comes to mind is Maple Syrup, and you can read all about that ingredient by
However, we have decided to feature a much more unusual ingredient.
is the name given to an edible wild fern. The part which is eaten is the coiled
end which looks like the scrolled head of a violin (hence the name). They have a
taste which has been described as a cross between asparagus and okra and were
introduced to the new European settlers by the native Indians. They are a good
source of vitamins A and C and are generally cooked and eaten like a leaf
Their natural harvesting season is quite short, only about 3 weeks, and they
have to be picked just after they’ve emerged from the ground but before they
have unfurled. However they are now available frozen.
They must be well washed before cooking.
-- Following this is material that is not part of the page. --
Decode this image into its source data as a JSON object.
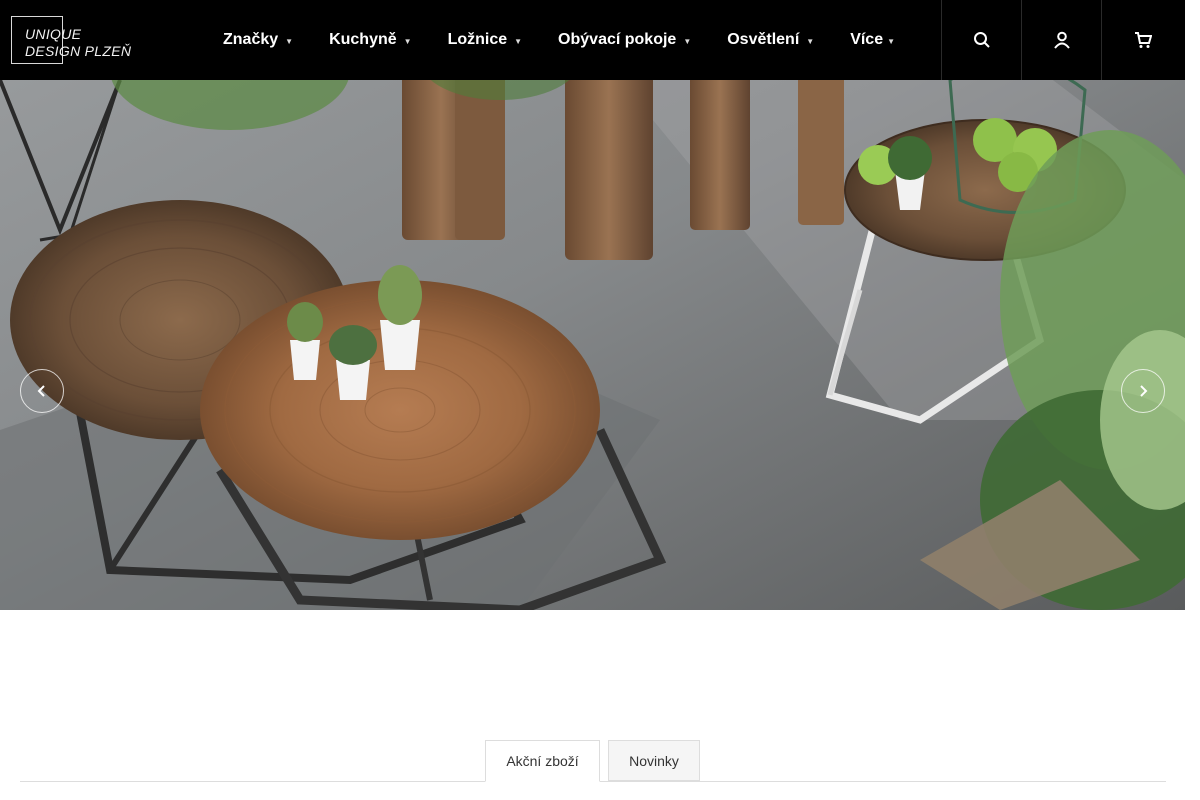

Trim the stem end to no more than
5cm/2-inches, rub any dry brown flakes (chaff) off then wash well in cold water.
One method is to place them in a large colander or basket and dip several times
in a large container of cold water however soaking in cold water for 20 minutes
before rinsing not only aids with the removal of the chaff but also helps to
keep them fresh and crisper.
You can find recipes for Fiddleheads on the main Canada Cooking by Country page
or by using the search form.